[Source data]
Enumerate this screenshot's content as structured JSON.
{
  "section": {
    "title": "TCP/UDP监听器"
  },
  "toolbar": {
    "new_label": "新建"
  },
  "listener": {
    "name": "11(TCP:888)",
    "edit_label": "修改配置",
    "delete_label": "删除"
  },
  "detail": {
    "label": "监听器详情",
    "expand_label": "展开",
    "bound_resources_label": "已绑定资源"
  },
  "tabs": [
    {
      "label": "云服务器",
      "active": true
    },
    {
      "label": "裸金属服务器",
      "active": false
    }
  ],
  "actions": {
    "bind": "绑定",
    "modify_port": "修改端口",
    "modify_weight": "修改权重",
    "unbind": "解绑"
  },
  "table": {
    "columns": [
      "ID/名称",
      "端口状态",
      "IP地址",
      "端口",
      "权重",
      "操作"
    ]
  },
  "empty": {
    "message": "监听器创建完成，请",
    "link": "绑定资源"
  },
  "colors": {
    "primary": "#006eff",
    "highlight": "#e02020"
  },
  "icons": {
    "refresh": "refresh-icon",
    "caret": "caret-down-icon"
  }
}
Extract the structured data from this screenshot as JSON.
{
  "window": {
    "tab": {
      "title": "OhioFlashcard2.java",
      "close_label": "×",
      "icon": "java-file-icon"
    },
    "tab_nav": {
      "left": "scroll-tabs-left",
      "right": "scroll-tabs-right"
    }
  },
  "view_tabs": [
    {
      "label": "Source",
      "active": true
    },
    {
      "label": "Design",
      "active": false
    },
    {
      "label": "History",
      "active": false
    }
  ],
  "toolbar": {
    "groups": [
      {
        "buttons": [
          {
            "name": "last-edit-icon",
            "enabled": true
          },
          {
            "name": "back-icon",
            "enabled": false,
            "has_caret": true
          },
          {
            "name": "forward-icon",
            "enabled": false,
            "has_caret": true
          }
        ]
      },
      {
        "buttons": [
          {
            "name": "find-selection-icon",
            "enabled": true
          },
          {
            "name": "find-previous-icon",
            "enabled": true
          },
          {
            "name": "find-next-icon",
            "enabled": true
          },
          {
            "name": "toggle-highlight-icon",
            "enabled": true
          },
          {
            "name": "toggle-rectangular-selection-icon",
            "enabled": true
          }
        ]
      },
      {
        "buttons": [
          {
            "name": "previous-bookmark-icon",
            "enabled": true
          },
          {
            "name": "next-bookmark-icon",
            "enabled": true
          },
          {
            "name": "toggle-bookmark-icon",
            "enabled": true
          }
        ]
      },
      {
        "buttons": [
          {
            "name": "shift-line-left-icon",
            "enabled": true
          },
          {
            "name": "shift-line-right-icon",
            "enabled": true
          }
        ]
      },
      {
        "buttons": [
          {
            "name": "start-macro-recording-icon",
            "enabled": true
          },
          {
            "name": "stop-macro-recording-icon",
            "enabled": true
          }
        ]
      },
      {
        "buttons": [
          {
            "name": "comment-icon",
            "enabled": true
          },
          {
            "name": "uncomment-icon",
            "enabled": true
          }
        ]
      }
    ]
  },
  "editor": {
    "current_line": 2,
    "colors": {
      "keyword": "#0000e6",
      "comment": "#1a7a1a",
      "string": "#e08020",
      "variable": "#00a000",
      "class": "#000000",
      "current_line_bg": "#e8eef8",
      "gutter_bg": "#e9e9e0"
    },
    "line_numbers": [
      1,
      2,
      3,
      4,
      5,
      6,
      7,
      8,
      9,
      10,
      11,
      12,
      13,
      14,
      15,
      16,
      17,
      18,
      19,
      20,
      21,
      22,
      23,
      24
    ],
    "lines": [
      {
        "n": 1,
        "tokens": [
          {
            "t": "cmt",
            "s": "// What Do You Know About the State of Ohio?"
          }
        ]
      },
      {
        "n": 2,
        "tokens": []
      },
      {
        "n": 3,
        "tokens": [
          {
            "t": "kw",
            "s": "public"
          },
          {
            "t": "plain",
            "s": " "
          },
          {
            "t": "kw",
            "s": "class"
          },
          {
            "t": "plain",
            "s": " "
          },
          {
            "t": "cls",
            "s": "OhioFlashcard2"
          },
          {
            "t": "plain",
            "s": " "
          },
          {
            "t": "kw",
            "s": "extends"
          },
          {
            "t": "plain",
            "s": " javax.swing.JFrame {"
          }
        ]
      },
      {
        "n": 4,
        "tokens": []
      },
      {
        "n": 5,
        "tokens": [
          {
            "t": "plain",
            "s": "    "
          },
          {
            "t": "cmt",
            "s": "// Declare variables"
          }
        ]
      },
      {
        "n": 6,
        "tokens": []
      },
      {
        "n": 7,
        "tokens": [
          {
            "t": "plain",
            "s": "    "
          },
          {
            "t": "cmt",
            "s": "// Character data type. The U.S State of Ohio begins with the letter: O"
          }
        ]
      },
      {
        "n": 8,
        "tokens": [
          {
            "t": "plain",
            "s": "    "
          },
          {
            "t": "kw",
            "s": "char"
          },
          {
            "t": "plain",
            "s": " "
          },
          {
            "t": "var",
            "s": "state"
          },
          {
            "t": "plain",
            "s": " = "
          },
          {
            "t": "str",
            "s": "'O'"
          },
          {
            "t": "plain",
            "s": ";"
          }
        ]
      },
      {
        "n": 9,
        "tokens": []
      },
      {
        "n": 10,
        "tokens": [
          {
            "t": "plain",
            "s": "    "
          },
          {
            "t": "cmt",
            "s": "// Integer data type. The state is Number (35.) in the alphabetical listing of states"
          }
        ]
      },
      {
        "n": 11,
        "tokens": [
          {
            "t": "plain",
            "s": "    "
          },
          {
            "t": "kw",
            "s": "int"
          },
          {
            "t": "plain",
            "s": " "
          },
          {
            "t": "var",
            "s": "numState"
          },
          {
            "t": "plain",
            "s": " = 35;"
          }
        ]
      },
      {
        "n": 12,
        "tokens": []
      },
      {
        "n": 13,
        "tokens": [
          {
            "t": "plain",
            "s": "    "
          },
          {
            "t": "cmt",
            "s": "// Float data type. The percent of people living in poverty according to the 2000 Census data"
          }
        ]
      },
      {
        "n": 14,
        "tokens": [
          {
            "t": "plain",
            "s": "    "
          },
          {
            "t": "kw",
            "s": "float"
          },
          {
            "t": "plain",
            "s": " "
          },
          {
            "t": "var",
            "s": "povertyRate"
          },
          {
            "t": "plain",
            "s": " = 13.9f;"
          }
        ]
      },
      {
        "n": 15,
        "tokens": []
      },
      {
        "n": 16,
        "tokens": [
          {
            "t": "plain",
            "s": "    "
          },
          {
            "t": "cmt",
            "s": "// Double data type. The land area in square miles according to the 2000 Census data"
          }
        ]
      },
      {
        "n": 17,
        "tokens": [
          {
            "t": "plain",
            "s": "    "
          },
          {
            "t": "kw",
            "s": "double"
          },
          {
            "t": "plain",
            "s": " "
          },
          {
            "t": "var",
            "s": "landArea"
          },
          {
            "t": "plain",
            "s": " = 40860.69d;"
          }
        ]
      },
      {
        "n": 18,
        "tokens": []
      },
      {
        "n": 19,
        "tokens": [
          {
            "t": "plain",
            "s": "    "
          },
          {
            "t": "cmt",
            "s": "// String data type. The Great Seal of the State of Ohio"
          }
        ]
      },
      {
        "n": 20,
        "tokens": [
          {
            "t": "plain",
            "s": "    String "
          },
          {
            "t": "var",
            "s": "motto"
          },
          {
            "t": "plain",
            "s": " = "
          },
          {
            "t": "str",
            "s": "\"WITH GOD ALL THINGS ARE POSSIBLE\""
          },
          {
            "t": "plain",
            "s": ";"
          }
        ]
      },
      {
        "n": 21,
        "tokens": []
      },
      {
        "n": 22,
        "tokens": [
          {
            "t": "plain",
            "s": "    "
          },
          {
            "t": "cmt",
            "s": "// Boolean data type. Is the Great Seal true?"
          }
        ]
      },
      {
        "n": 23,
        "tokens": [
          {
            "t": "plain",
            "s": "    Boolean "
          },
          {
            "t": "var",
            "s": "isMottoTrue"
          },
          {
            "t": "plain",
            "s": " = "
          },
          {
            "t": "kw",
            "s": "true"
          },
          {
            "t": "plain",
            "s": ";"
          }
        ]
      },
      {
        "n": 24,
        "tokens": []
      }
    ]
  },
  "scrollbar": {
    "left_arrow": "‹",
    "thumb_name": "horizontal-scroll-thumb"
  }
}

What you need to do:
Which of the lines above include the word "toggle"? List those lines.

Written response:
            "name": "toggle-highlight-icon",
            "name": "toggle-rectangular-selection-icon",
            "name": "toggle-bookmark-icon",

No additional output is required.